> [What the task asks]: Copy out every line from the records that includes "bass".

> [Entries taken from a collection]:
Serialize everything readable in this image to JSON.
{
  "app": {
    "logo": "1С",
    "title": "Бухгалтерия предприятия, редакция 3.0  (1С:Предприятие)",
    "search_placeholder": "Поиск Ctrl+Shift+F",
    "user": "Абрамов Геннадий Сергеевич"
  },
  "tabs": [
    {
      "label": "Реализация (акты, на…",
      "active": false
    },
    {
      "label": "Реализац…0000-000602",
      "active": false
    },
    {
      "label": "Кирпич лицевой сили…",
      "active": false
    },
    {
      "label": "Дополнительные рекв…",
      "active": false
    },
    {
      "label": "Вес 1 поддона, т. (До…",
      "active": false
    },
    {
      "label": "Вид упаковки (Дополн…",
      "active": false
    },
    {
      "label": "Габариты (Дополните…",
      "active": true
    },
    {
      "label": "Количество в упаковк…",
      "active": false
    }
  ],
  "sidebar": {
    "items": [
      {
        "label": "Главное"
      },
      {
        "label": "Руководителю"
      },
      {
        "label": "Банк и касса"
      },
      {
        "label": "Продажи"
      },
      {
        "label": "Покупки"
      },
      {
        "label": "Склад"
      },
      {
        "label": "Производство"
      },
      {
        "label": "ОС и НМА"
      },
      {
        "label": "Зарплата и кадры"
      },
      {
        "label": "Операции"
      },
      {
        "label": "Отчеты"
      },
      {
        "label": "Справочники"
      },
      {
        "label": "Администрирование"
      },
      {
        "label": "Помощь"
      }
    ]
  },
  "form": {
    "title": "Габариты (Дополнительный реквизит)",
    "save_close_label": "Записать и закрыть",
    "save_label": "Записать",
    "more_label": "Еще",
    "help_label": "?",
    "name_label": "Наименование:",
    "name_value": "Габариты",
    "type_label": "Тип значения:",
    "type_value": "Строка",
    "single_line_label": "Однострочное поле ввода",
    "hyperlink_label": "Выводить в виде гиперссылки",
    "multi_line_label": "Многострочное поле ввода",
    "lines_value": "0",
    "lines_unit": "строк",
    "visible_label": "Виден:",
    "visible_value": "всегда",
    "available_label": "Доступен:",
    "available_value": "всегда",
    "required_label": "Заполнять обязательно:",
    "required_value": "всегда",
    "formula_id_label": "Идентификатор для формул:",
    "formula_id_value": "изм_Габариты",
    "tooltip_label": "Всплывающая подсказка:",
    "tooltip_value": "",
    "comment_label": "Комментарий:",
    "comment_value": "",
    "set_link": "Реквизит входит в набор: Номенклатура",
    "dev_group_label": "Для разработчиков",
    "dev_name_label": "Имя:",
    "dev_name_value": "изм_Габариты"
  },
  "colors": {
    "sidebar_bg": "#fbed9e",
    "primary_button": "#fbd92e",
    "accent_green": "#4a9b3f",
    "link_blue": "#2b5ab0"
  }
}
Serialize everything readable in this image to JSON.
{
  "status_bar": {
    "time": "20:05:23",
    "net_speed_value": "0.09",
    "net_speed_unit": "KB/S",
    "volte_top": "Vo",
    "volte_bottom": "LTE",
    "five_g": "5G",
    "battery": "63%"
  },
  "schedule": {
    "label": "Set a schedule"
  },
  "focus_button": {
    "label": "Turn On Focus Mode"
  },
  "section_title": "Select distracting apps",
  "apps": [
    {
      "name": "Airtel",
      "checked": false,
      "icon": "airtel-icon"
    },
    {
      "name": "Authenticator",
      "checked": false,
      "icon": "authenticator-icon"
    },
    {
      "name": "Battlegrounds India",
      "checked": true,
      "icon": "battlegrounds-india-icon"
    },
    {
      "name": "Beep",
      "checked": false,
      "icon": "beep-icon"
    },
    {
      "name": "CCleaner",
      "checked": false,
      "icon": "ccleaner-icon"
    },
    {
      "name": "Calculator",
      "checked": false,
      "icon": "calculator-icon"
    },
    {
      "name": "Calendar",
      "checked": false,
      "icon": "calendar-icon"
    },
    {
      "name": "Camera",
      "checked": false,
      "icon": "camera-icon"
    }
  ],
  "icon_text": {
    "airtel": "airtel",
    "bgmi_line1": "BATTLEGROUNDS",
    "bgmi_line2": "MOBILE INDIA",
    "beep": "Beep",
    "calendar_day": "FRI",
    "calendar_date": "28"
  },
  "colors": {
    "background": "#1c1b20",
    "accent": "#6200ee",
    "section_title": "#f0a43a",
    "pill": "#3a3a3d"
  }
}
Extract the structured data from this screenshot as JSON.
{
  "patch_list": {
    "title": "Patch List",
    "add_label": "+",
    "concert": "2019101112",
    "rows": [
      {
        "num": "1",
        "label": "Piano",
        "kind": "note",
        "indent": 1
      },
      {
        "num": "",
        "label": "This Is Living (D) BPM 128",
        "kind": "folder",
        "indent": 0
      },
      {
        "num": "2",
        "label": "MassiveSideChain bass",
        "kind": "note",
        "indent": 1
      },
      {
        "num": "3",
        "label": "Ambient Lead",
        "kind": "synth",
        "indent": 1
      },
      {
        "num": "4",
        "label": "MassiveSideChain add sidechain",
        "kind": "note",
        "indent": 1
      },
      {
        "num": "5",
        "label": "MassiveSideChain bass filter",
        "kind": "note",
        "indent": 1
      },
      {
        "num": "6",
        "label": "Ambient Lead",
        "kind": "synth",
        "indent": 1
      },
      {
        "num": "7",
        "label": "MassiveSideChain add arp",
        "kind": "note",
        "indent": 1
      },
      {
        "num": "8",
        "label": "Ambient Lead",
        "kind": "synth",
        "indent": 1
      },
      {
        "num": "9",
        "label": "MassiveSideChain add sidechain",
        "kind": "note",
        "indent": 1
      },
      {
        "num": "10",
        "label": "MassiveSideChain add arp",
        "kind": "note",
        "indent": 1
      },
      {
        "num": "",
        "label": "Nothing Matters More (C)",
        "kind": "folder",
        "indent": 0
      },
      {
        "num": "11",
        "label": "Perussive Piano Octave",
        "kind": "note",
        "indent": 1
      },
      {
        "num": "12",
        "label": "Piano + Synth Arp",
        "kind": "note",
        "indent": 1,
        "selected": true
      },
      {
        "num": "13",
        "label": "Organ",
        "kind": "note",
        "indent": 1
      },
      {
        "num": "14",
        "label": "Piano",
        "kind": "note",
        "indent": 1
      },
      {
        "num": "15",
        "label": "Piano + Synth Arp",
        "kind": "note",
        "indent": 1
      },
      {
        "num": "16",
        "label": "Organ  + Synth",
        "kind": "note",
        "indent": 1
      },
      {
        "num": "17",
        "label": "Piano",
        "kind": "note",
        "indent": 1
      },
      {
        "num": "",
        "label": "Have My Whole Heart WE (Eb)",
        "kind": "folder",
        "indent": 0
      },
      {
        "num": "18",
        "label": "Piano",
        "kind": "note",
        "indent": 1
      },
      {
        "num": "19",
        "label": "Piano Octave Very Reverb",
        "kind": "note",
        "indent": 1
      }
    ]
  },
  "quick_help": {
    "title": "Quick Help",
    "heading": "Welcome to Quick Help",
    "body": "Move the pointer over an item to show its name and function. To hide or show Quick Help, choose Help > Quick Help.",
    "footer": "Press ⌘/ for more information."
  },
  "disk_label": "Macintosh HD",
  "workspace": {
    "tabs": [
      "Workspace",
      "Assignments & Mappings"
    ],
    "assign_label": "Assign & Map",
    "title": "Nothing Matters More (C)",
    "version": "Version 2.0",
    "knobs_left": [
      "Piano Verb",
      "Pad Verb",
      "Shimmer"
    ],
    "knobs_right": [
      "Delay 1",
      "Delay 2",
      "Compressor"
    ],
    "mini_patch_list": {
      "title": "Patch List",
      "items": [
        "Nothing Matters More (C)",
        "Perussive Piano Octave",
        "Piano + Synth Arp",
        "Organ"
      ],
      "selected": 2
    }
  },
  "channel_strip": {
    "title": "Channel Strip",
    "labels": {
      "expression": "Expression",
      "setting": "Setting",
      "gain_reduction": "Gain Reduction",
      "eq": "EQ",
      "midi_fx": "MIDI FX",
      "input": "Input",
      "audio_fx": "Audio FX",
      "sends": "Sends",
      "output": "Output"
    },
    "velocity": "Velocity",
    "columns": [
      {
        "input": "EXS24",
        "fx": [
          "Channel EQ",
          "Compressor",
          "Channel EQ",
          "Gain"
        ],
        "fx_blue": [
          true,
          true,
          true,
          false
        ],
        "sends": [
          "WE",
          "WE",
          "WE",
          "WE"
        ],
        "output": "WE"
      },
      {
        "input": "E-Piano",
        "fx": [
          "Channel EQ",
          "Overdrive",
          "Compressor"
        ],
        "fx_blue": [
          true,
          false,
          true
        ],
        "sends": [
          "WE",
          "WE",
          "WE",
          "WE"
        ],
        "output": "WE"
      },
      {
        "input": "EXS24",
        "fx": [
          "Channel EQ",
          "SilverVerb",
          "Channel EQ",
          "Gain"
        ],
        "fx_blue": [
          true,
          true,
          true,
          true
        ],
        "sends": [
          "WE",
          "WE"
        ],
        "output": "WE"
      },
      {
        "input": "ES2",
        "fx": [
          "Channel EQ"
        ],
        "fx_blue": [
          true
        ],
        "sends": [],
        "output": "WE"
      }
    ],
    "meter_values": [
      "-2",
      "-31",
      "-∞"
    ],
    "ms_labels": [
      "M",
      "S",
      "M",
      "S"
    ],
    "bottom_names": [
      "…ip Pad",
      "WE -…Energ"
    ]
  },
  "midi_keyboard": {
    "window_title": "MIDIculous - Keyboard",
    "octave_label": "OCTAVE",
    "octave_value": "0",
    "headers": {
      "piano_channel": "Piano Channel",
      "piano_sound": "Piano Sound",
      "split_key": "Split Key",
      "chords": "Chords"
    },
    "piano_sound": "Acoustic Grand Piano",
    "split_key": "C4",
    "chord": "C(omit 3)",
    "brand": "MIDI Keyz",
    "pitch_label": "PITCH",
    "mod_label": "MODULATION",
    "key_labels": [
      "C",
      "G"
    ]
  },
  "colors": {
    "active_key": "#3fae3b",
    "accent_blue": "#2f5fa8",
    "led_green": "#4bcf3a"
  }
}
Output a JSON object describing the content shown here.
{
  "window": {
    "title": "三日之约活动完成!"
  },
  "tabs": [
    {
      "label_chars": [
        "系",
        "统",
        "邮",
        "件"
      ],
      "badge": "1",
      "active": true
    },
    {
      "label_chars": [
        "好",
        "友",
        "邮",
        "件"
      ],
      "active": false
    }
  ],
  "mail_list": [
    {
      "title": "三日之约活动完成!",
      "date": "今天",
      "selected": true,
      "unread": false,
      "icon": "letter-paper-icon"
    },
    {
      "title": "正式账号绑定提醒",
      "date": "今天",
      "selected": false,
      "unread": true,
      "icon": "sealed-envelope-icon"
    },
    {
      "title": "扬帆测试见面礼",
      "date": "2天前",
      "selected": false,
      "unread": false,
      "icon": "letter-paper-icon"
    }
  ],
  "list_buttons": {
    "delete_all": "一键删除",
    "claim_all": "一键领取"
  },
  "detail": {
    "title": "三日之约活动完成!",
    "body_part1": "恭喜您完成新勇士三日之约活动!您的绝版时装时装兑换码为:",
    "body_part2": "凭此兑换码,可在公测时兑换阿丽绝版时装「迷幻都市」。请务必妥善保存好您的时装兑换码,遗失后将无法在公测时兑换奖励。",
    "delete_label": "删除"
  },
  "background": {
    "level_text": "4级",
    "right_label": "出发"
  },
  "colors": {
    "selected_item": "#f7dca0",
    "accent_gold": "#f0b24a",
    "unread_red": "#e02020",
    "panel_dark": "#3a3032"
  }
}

> [The completed task]:
        "label": "MassiveSideChain bass",
        "label": "MassiveSideChain bass filter",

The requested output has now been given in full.